    Basically, from what I know of evolutionary psychology, humans are hard wired to favor others in their racial or communal group which would suggest that there is probably some bias in all of us (and common observation would agree.) But, in this case, if the bias is so unconscious and the effect so small, I don’t see much purpose to it. You could just as easily spin it the opposite way–that despite human predililection for bias, the study shows that there is very little in baseball.

  7. sean says:

    i imagine that 1-2 pitches a game is statistically significant, since the sample size was along the lines of n = 2.1 million.

    and, if the post is correct, claiming evidence of bias is a little different than simply attributing causation, but you’re right in that no respectable social scientist would takea single study like this one and claim anything totally definitive

  8. Parish says:

    I think Marc makes good comments.

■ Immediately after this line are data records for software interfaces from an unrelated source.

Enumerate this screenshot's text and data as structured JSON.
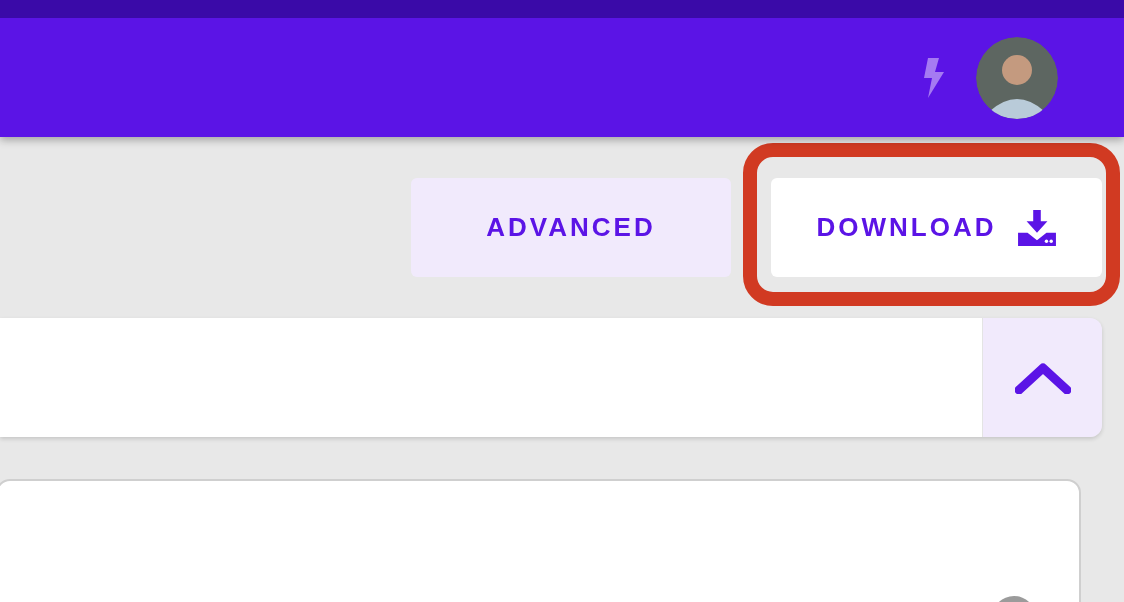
{
  "buttons": [
    {
      "label": "ADVANCED",
      "kind": "tinted",
      "highlighted": false
    },
    {
      "label": "DOWNLOAD",
      "kind": "download",
      "highlighted": true
    }
  ],
  "search": {
    "expanded": true
  }
}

    I am a statistician and when I reached the “effect of the bias is very small” comment I rolled my eyes. A little less than a pitch a game is less than a 1% sway and cannot accurately be described as bias. The number of pitches observed in the study may reduce the margin of error below 1%, but the number of pitchers observed is not even close. A single pitcher, bad or good, out of maybe 500-600 observed over a three year time frame can create this small of an aberration. The fact that much more than half of the umpires and pitchers are white would locate most of this alleged bias between the two.

    In my opinion, the researchers are misinterpreting the results of their study. There is, in fact, no bias.

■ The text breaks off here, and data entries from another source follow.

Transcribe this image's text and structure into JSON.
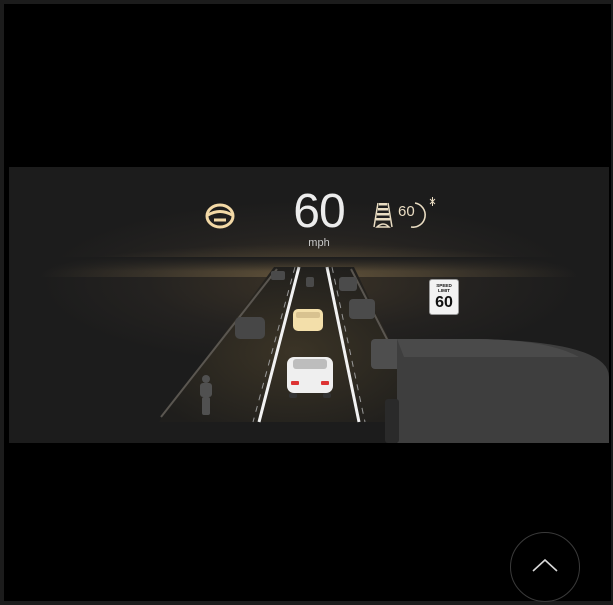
{
  "hud": {
    "speed": "60",
    "unit": "mph",
    "set_speed": "60",
    "steering_icon": "steering-wheel-icon",
    "adaptive_cruise_icon": "adaptive-cruise-icon"
  },
  "sign": {
    "top_text": "SPEED\nLIMIT",
    "value": "60"
  },
  "scroll_button": {
    "icon": "chevron-up-icon"
  },
  "colors": {
    "accent": "#f3d9a6",
    "ego_car": "#efefef",
    "lead_car": "#f3dfaa",
    "other_vehicles": "#4a4a4a"
  }
}
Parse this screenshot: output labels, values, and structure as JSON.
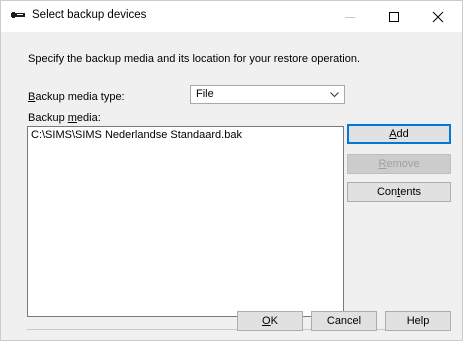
{
  "window": {
    "title": "Select backup devices"
  },
  "instructions": "Specify the backup media and its location for your restore operation.",
  "backup_media_type": {
    "label_ul": "B",
    "label_rest": "ackup media type:",
    "selected": "File"
  },
  "backup_media": {
    "label_pre": "Backup ",
    "label_ul": "m",
    "label_rest": "edia:",
    "items": [
      "C:\\SIMS\\SIMS Nederlandse Standaard.bak"
    ]
  },
  "buttons": {
    "add": {
      "ul": "A",
      "rest": "dd"
    },
    "remove": {
      "ul": "R",
      "rest": "emove"
    },
    "contents": {
      "pre": "Con",
      "ul": "t",
      "rest": "ents"
    },
    "ok": {
      "ul": "O",
      "rest": "K"
    },
    "cancel": "Cancel",
    "help": "Help"
  },
  "colors": {
    "accent": "#0078d7",
    "dialog_bg": "#f0f0f0",
    "disabled_text": "#a0a0a0"
  }
}
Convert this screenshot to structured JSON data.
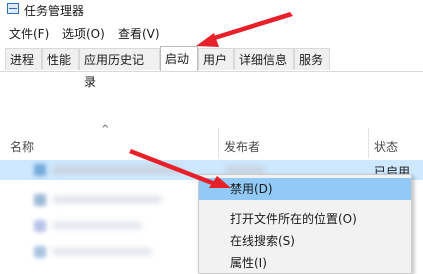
{
  "window": {
    "title": "任务管理器"
  },
  "menu": [
    "文件(F)",
    "选项(O)",
    "查看(V)"
  ],
  "tabs": [
    {
      "label": "进程",
      "active": false
    },
    {
      "label": "性能",
      "active": false
    },
    {
      "label": "应用历史记录",
      "active": false
    },
    {
      "label": "启动",
      "active": true
    },
    {
      "label": "用户",
      "active": false
    },
    {
      "label": "详细信息",
      "active": false
    },
    {
      "label": "服务",
      "active": false
    }
  ],
  "columns": {
    "name": "名称",
    "publisher": "发布者",
    "status": "状态"
  },
  "selected_row": {
    "status": "已启用"
  },
  "context_menu": {
    "items": [
      {
        "label": "禁用(D)",
        "highlighted": true
      },
      {
        "label": "打开文件所在的位置(O)",
        "highlighted": false
      },
      {
        "label": "在线搜索(S)",
        "highlighted": false
      },
      {
        "label": "属性(I)",
        "highlighted": false
      }
    ]
  },
  "colors": {
    "accent_arrow": "#e8202a",
    "selection": "#cde8ff",
    "menu_highlight": "#91c9f7"
  }
}
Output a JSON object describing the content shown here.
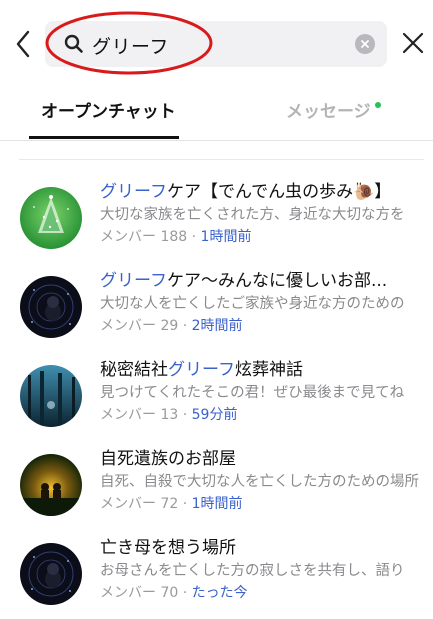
{
  "header": {
    "back_icon": "chevron-left-icon",
    "search_query": "グリーフ",
    "search_icon": "search-icon",
    "clear_icon": "clear-circle-icon",
    "close_icon": "close-icon"
  },
  "tabs": [
    {
      "label": "オープンチャット",
      "active": true
    },
    {
      "label": "メッセージ",
      "active": false,
      "badge": "green-dot"
    }
  ],
  "results": [
    {
      "title_highlight": "グリーフ",
      "title_rest": "ケア【でんでん虫の歩み🐌】",
      "title_prefix": "",
      "description": "大切な家族を亡くされた方、身近な大切な方を",
      "member_label": "メンバー",
      "member_count": "188",
      "time": "1時間前",
      "avatar": "christmas-tree"
    },
    {
      "title_highlight": "グリーフ",
      "title_rest": "ケア〜みんなに優しいお部...",
      "title_prefix": "",
      "description": "大切な人を亡くしたご家族や身近な方のための",
      "member_label": "メンバー",
      "member_count": "29",
      "time": "2時間前",
      "avatar": "dark-portrait"
    },
    {
      "title_prefix": "秘密結社",
      "title_highlight": "グリーフ",
      "title_rest": "炫葬神話",
      "description": "見つけてくれたそこの君！ぜひ最後まで見てね",
      "member_label": "メンバー",
      "member_count": "13",
      "time": "59分前",
      "avatar": "blue-forest"
    },
    {
      "title_prefix": "自死遺族のお部屋",
      "title_highlight": "",
      "title_rest": "",
      "description": "自死、自殺で大切な人を亡くした方のための場所",
      "member_label": "メンバー",
      "member_count": "72",
      "time": "1時間前",
      "avatar": "sunset-couple"
    },
    {
      "title_prefix": "亡き母を想う場所",
      "title_highlight": "",
      "title_rest": "",
      "description": "お母さんを亡くした方の寂しさを共有し、語り",
      "member_label": "メンバー",
      "member_count": "70",
      "time": "たった今",
      "avatar": "dark-portrait"
    }
  ],
  "colors": {
    "highlight": "#3a61cc",
    "annotation_circle": "#d91a1a",
    "active_tab": "#111111",
    "inactive_tab": "#b4b4b8"
  }
}
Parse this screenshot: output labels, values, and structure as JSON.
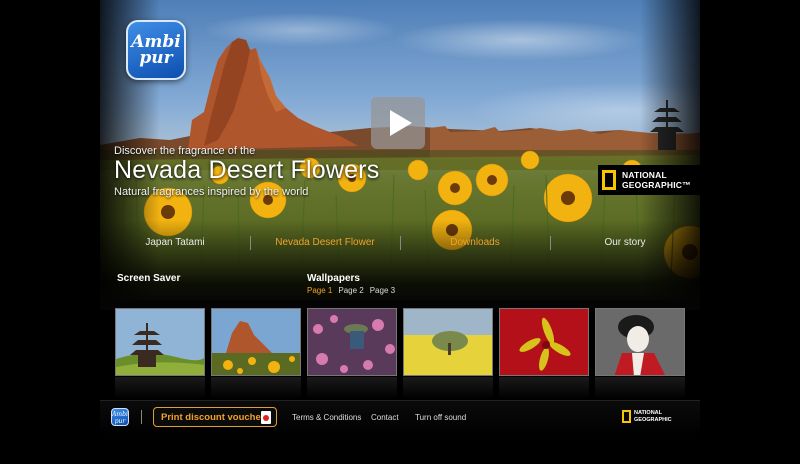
{
  "brand": {
    "logo_line1": "Ambi",
    "logo_line2": "pur"
  },
  "hero": {
    "kicker": "Discover the fragrance of the",
    "title": "Nevada Desert Flowers",
    "subtitle": "Natural fragrances inspired by the world",
    "play_icon": "play-icon"
  },
  "partner": {
    "line1": "NATIONAL",
    "line2": "GEOGRAPHIC™"
  },
  "nav": {
    "items": [
      {
        "label": "Japan Tatami"
      },
      {
        "label": "Nevada Desert Flower"
      },
      {
        "label": "Downloads"
      },
      {
        "label": "Our story"
      }
    ],
    "active_index": 1
  },
  "sections": {
    "screen_saver": "Screen Saver",
    "wallpapers": "Wallpapers",
    "pages": [
      "Page 1",
      "Page 2",
      "Page 3"
    ],
    "current_page": "Page 1"
  },
  "footer": {
    "logo_line1": "Ambi",
    "logo_line2": "pur",
    "voucher": "Print discount voucher",
    "terms": "Terms & Conditions",
    "contact": "Contact",
    "sound": "Turn off sound",
    "partner_line1": "NATIONAL",
    "partner_line2": "GEOGRAPHIC"
  },
  "colors": {
    "accent": "#f0a22a",
    "background": "#000000",
    "natgeo_yellow": "#f7c600",
    "logo_blue": "#1e6fd0"
  }
}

  9. Ron says:

    Wouldn’t you want to also look at safe/out calls on the bases and ejections?

  10. Heather says:

    After seeing this paper, I’m starting to like QuesTec more and more. Notice that the people who complain most loudly about QuesTec are umpires (Ever met a man who wants more performance evaluation of his own job?) and veteran, superstar pitchers like Glavine and Curt Schilling, who are used to getting a larger-than-average strike zone. You’ll never hear a rookie like Joey Devine or Martin Prado complain about QuesTec. That’s pretty good evidence that QuesTec promotes fairness.

  11. Rick says:

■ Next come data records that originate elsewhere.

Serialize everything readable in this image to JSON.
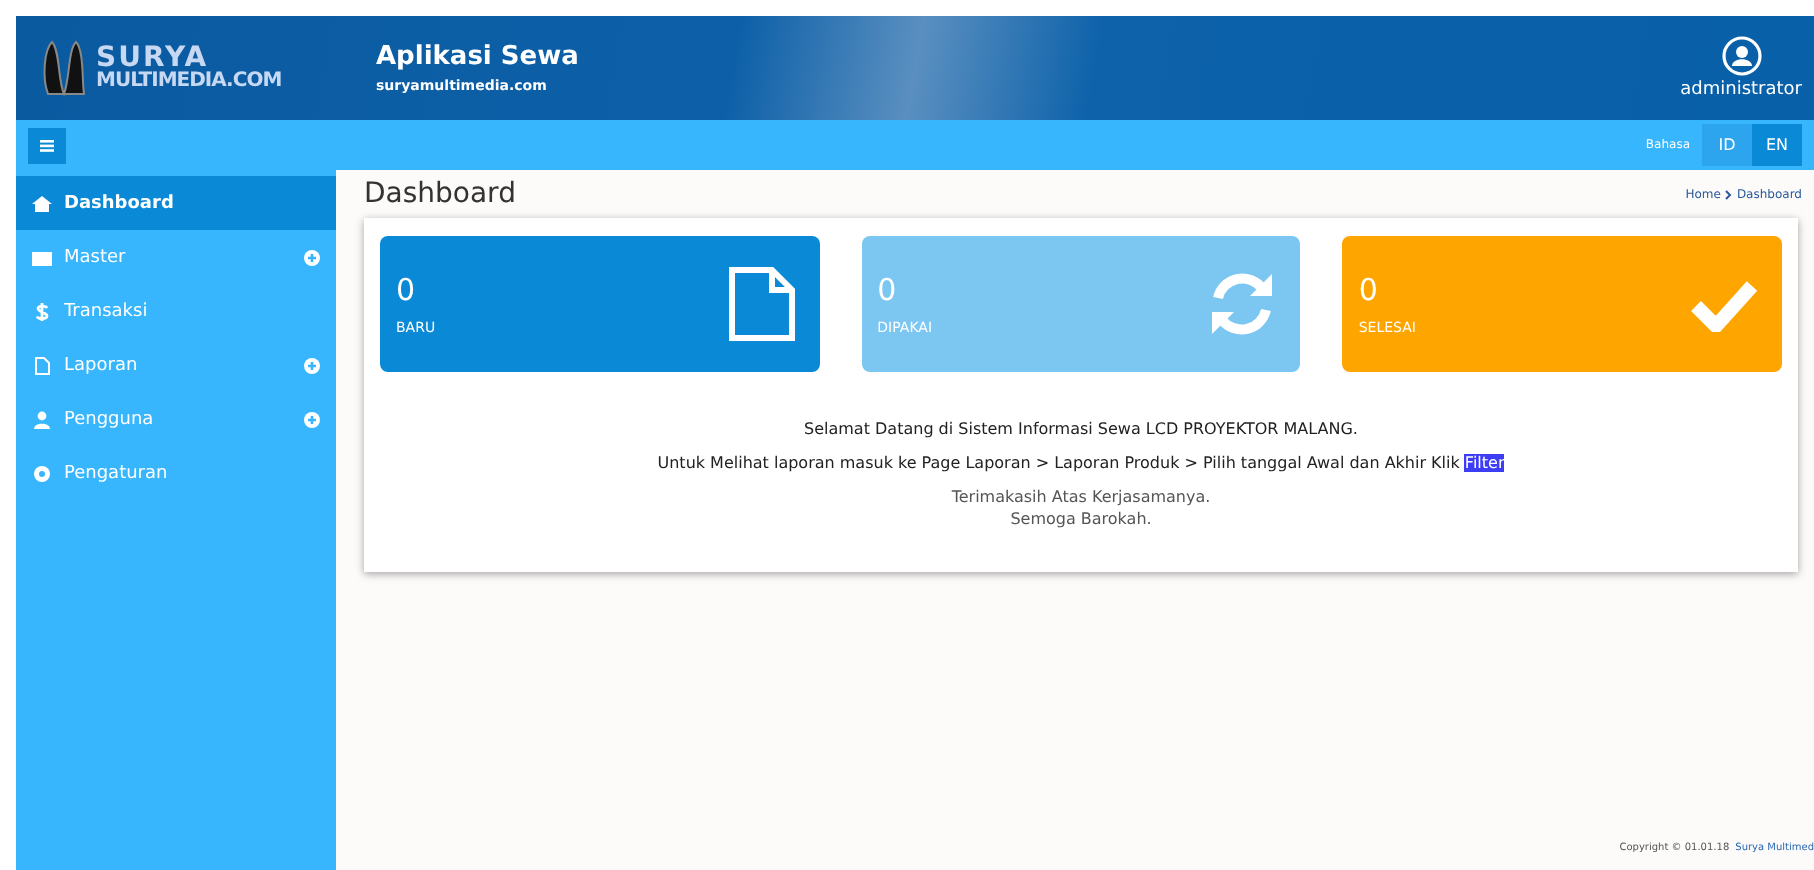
{
  "header": {
    "logo": [
      "SURYA",
      "MULTIMEDIA.COM"
    ],
    "app_title": "Aplikasi Sewa",
    "app_subtitle": "suryamultimedia.com",
    "user": "administrator"
  },
  "toolbar": {
    "language_label": "Bahasa",
    "languages": [
      {
        "label": "ID",
        "selected": false
      },
      {
        "label": "EN",
        "selected": true
      }
    ]
  },
  "sidebar": {
    "items": [
      {
        "label": "Dashboard",
        "kind": "home",
        "selected": true,
        "expandable": false
      },
      {
        "label": "Master",
        "kind": "card",
        "selected": false,
        "expandable": true
      },
      {
        "label": "Transaksi",
        "kind": "dollar",
        "selected": false,
        "expandable": false
      },
      {
        "label": "Laporan",
        "kind": "file",
        "selected": false,
        "expandable": true
      },
      {
        "label": "Pengguna",
        "kind": "user",
        "selected": false,
        "expandable": true
      },
      {
        "label": "Pengaturan",
        "kind": "gear",
        "selected": false,
        "expandable": false
      }
    ]
  },
  "page": {
    "title": "Dashboard",
    "breadcrumb": [
      "Home",
      "Dashboard"
    ]
  },
  "stats": [
    {
      "value": "0",
      "label": "BARU",
      "kind": "file",
      "color": "#0a8ad6"
    },
    {
      "value": "0",
      "label": "DIPAKAI",
      "kind": "refresh",
      "color": "#7cc6f2"
    },
    {
      "value": "0",
      "label": "SELESAI",
      "kind": "check",
      "color": "#ffa500"
    }
  ],
  "welcome": {
    "line1": "Selamat Datang di Sistem Informasi Sewa LCD PROYEKTOR MALANG.",
    "line2": "Untuk Melihat laporan masuk ke Page Laporan > Laporan Produk > Pilih tanggal Awal dan Akhir Klik",
    "line2_highlight": "Filter",
    "thanks": "Terimakasih Atas Kerjasamanya.",
    "blessing": "Semoga Barokah."
  },
  "footer": {
    "copyright": "Copyright © 01.01.18",
    "link": "Surya Multimed"
  }
}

    Doesn’t this “bias” also fall well within the error rate that Questec has detected. How could there not be any bias against hitters? This study really doesn’t make sense without bias towards them as well.
    You can find some articles on Questec and the strike zone over here

  12. Gordon says:

    “The good news is that the effect of the bias is very small, a little less than one pitch per game.”

    The authors say “less than one pitch per game,” but unless I’m misreading the paper the effect is more like one pitch every FIVE games. They conclude the called strike rate is .0034% higher when pitcher and umpire are same race. About one-half of pitches are called by the ump, so that means about one-quarter of a pitch per game. And comparing 100% to 0% same-race overstates the real effect, since no racial group of pitchers is at either extreme. Add it all up, and a white starting pitcher gains an advantage of perhaps half a run over an entire season.

  13. Phil Steinmeyer says:

    In the data section of the paper, on page 24, you’ll note that there only 93 umpires included, and only 8 of those are non-white (3 Hispanic, 5 black). That seems like a rather small sample set, although admittedly, the number of pitches judged is quite high.